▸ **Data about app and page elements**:

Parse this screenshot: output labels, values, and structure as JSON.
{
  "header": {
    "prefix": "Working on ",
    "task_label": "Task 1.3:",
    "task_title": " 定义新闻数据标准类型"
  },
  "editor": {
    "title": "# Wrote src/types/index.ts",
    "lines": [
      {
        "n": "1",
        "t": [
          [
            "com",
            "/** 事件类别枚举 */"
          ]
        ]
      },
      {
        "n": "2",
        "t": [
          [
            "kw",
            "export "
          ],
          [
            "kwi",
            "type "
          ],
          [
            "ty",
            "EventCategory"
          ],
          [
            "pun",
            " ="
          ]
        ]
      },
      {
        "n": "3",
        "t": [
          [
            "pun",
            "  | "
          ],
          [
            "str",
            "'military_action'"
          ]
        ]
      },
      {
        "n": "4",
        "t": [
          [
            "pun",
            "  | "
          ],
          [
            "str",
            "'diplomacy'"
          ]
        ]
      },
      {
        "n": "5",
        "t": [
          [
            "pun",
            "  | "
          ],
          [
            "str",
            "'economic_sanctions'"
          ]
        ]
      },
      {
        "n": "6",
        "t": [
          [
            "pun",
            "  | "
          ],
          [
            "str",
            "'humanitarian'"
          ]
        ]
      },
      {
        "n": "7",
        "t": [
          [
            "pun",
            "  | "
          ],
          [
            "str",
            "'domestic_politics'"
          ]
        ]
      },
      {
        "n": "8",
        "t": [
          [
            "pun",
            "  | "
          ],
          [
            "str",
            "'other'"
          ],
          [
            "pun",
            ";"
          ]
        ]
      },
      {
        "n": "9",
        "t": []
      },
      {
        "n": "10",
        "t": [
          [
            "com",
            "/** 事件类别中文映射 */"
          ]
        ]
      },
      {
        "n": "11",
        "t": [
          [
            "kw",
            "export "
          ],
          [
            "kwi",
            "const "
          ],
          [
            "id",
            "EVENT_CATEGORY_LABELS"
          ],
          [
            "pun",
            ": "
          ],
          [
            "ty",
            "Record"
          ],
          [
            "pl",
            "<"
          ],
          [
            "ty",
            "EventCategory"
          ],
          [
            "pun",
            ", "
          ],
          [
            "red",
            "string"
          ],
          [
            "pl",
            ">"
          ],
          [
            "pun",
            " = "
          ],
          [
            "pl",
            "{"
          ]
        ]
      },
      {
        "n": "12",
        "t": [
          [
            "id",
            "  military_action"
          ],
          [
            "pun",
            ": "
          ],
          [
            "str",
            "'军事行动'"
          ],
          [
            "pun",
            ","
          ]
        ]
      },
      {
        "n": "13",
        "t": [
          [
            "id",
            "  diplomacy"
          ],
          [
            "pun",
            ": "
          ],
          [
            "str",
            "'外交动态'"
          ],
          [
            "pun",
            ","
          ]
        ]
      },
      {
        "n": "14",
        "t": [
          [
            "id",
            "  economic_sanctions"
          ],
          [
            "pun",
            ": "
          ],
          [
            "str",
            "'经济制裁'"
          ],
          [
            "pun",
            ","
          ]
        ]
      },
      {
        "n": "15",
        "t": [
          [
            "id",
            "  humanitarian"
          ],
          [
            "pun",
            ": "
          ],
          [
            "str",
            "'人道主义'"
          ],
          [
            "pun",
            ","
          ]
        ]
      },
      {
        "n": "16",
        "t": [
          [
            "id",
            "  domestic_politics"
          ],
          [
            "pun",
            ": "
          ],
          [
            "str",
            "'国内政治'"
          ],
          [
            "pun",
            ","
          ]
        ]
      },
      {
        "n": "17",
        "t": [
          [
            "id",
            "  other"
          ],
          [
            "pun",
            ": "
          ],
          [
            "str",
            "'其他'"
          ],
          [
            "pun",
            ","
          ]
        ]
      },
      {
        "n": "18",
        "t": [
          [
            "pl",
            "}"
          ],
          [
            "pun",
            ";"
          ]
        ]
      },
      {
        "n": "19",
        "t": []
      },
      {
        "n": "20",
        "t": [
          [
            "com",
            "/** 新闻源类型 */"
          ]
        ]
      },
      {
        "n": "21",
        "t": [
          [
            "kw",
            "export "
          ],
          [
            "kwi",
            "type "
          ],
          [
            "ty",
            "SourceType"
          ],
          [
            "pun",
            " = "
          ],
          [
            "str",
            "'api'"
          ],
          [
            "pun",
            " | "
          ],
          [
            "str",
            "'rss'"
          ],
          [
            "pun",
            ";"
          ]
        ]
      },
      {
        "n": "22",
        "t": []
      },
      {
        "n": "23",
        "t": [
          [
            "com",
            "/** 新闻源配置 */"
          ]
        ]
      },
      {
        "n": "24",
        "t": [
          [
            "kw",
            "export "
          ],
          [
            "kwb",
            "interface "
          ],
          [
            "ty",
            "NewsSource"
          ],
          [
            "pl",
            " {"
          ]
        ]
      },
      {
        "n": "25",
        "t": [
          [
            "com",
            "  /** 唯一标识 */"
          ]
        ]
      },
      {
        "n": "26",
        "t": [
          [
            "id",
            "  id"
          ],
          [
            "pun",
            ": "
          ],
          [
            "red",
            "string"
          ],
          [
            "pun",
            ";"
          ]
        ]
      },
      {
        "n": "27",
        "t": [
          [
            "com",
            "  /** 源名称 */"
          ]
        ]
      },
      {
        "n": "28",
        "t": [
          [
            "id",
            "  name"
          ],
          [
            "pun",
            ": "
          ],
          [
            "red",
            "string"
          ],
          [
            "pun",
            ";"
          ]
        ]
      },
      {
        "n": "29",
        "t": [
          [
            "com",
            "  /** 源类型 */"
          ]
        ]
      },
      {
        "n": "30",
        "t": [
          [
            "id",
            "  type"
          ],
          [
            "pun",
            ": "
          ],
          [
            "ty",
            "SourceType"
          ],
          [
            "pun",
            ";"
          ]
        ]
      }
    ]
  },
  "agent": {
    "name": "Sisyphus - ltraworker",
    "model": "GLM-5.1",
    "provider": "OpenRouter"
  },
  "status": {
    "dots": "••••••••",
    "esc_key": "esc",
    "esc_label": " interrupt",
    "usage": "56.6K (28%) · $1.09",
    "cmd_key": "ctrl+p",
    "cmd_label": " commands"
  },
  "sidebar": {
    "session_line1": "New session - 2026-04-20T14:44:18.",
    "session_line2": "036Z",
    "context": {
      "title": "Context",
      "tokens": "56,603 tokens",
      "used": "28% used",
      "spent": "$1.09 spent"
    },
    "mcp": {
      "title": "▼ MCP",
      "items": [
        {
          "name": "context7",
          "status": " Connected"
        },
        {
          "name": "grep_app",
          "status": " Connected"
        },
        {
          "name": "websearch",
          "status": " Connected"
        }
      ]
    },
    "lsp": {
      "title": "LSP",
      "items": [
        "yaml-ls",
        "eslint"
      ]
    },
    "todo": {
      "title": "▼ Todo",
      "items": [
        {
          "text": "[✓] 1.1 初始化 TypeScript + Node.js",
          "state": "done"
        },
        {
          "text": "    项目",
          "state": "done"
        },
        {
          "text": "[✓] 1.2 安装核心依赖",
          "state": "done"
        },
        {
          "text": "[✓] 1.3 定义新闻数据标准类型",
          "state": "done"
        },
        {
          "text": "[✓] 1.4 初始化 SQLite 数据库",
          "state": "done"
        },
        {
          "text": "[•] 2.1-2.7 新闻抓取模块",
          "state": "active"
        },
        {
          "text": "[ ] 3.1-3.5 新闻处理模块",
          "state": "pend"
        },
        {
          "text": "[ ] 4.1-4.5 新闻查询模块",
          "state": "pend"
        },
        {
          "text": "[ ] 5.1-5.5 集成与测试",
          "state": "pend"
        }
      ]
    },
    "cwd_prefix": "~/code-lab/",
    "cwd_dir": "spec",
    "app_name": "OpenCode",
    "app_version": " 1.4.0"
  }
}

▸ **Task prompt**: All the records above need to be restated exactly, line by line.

▸ **Result of this task**:
Parse this screenshot: output labels, values, and structure as JSON.
{
  "header": {
    "prefix": "Working on ",
    "task_label": "Task 1.3:",
    "task_title": " 定义新闻数据标准类型"
  },
  "editor": {
    "title": "# Wrote src/types/index.ts",
    "lines": [
      {
        "n": "1",
        "t": [
          [
            "com",
            "/** 事件类别枚举 */"
          ]
        ]
      },
      {
        "n": "2",
        "t": [
          [
            "kw",
            "export "
          ],
          [
            "kwi",
            "type "
          ],
          [
            "ty",
            "EventCategory"
          ],
          [
            "pun",
            " ="
          ]
        ]
      },
      {
        "n": "3",
        "t": [
          [
            "pun",
            "  | "
          ],
          [
            "str",
            "'military_action'"
          ]
        ]
      },
      {
        "n": "4",
        "t": [
          [
            "pun",
            "  | "
          ],
          [
            "str",
            "'diplomacy'"
          ]
        ]
      },
      {
        "n": "5",
        "t": [
          [
            "pun",
            "  | "
          ],
          [
            "str",
            "'economic_sanctions'"
          ]
        ]
      },
      {
        "n": "6",
        "t": [
          [
            "pun",
            "  | "
          ],
          [
            "str",
            "'humanitarian'"
          ]
        ]
      },
      {
        "n": "7",
        "t": [
          [
            "pun",
            "  | "
          ],
          [
            "str",
            "'domestic_politics'"
          ]
        ]
      },
      {
        "n": "8",
        "t": [
          [
            "pun",
            "  | "
          ],
          [
            "str",
            "'other'"
          ],
          [
            "pun",
            ";"
          ]
        ]
      },
      {
        "n": "9",
        "t": []
      },
      {
        "n": "10",
        "t": [
          [
            "com",
            "/** 事件类别中文映射 */"
          ]
        ]
      },
      {
        "n": "11",
        "t": [
          [
            "kw",
            "export "
          ],
          [
            "kwi",
            "const "
          ],
          [
            "id",
            "EVENT_CATEGORY_LABELS"
          ],
          [
            "pun",
            ": "
          ],
          [
            "ty",
            "Record"
          ],
          [
            "pl",
            "<"
          ],
          [
            "ty",
            "EventCategory"
          ],
          [
            "pun",
            ", "
          ],
          [
            "red",
            "string"
          ],
          [
            "pl",
            ">"
          ],
          [
            "pun",
            " = "
          ],
          [
            "pl",
            "{"
          ]
        ]
      },
      {
        "n": "12",
        "t": [
          [
            "id",
            "  military_action"
          ],
          [
            "pun",
            ": "
          ],
          [
            "str",
            "'军事行动'"
          ],
          [
            "pun",
            ","
          ]
        ]
      },
      {
        "n": "13",
        "t": [
          [
            "id",
            "  diplomacy"
          ],
          [
            "pun",
            ": "
          ],
          [
            "str",
            "'外交动态'"
          ],
          [
            "pun",
            ","
          ]
        ]
      },
      {
        "n": "14",
        "t": [
          [
            "id",
            "  economic_sanctions"
          ],
          [
            "pun",
            ": "
          ],
          [
            "str",
            "'经济制裁'"
          ],
          [
            "pun",
            ","
          ]
        ]
      },
      {
        "n": "15",
        "t": [
          [
            "id",
            "  humanitarian"
          ],
          [
            "pun",
            ": "
          ],
          [
            "str",
            "'人道主义'"
          ],
          [
            "pun",
            ","
          ]
        ]
      },
      {
        "n": "16",
        "t": [
          [
            "id",
            "  domestic_politics"
          ],
          [
            "pun",
            ": "
          ],
          [
            "str",
            "'国内政治'"
          ],
          [
            "pun",
            ","
          ]
        ]
      },
      {
        "n": "17",
        "t": [
          [
            "id",
            "  other"
          ],
          [
            "pun",
            ": "
          ],
          [
            "str",
            "'其他'"
          ],
          [
            "pun",
            ","
          ]
        ]
      },
      {
        "n": "18",
        "t": [
          [
            "pl",
            "}"
          ],
          [
            "pun",
            ";"
          ]
        ]
      },
      {
        "n": "19",
        "t": []
      },
      {
        "n": "20",
        "t": [
          [
            "com",
            "/** 新闻源类型 */"
          ]
        ]
      },
      {
        "n": "21",
        "t": [
          [
            "kw",
            "export "
          ],
          [
            "kwi",
            "type "
          ],
          [
            "ty",
            "SourceType"
          ],
          [
            "pun",
            " = "
          ],
          [
            "str",
            "'api'"
          ],
          [
            "pun",
            " | "
          ],
          [
            "str",
            "'rss'"
          ],
          [
            "pun",
            ";"
          ]
        ]
      },
      {
        "n": "22",
        "t": []
      },
      {
        "n": "23",
        "t": [
          [
            "com",
            "/** 新闻源配置 */"
          ]
        ]
      },
      {
        "n": "24",
        "t": [
          [
            "kw",
            "export "
          ],
          [
            "kwb",
            "interface "
          ],
          [
            "ty",
            "NewsSource"
          ],
          [
            "pl",
            " {"
          ]
        ]
      },
      {
        "n": "25",
        "t": [
          [
            "com",
            "  /** 唯一标识 */"
          ]
        ]
      },
      {
        "n": "26",
        "t": [
          [
            "id",
            "  id"
          ],
          [
            "pun",
            ": "
          ],
          [
            "red",
            "string"
          ],
          [
            "pun",
            ";"
          ]
        ]
      },
      {
        "n": "27",
        "t": [
          [
            "com",
            "  /** 源名称 */"
          ]
        ]
      },
      {
        "n": "28",
        "t": [
          [
            "id",
            "  name"
          ],
          [
            "pun",
            ": "
          ],
          [
            "red",
            "string"
          ],
          [
            "pun",
            ";"
          ]
        ]
      },
      {
        "n": "29",
        "t": [
          [
            "com",
            "  /** 源类型 */"
          ]
        ]
      },
      {
        "n": "30",
        "t": [
          [
            "id",
            "  type"
          ],
          [
            "pun",
            ": "
          ],
          [
            "ty",
            "SourceType"
          ],
          [
            "pun",
            ";"
          ]
        ]
      }
    ]
  },
  "agent": {
    "name": "Sisyphus - ltraworker",
    "model": "GLM-5.1",
    "provider": "OpenRouter"
  },
  "status": {
    "dots": "••••••••",
    "esc_key": "esc",
    "esc_label": " interrupt",
    "usage": "56.6K (28%) · $1.09",
    "cmd_key": "ctrl+p",
    "cmd_label": " commands"
  },
  "sidebar": {
    "session_line1": "New session - 2026-04-20T14:44:18.",
    "session_line2": "036Z",
    "context": {
      "title": "Context",
      "tokens": "56,603 tokens",
      "used": "28% used",
      "spent": "$1.09 spent"
    },
    "mcp": {
      "title": "▼ MCP",
      "items": [
        {
          "name": "context7",
          "status": " Connected"
        },
        {
          "name": "grep_app",
          "status": " Connected"
        },
        {
          "name": "websearch",
          "status": " Connected"
        }
      ]
    },
    "lsp": {
      "title": "LSP",
      "items": [
        "yaml-ls",
        "eslint"
      ]
    },
    "todo": {
      "title": "▼ Todo",
      "items": [
        {
          "text": "[✓] 1.1 初始化 TypeScript + Node.js",
          "state": "done"
        },
        {
          "text": "    项目",
          "state": "done"
        },
        {
          "text": "[✓] 1.2 安装核心依赖",
          "state": "done"
        },
        {
          "text": "[✓] 1.3 定义新闻数据标准类型",
          "state": "done"
        },
        {
          "text": "[✓] 1.4 初始化 SQLite 数据库",
          "state": "done"
        },
        {
          "text": "[•] 2.1-2.7 新闻抓取模块",
          "state": "active"
        },
        {
          "text": "[ ] 3.1-3.5 新闻处理模块",
          "state": "pend"
        },
        {
          "text": "[ ] 4.1-4.5 新闻查询模块",
          "state": "pend"
        },
        {
          "text": "[ ] 5.1-5.5 集成与测试",
          "state": "pend"
        }
      ]
    },
    "cwd_prefix": "~/code-lab/",
    "cwd_dir": "spec",
    "app_name": "OpenCode",
    "app_version": " 1.4.0"
  }
}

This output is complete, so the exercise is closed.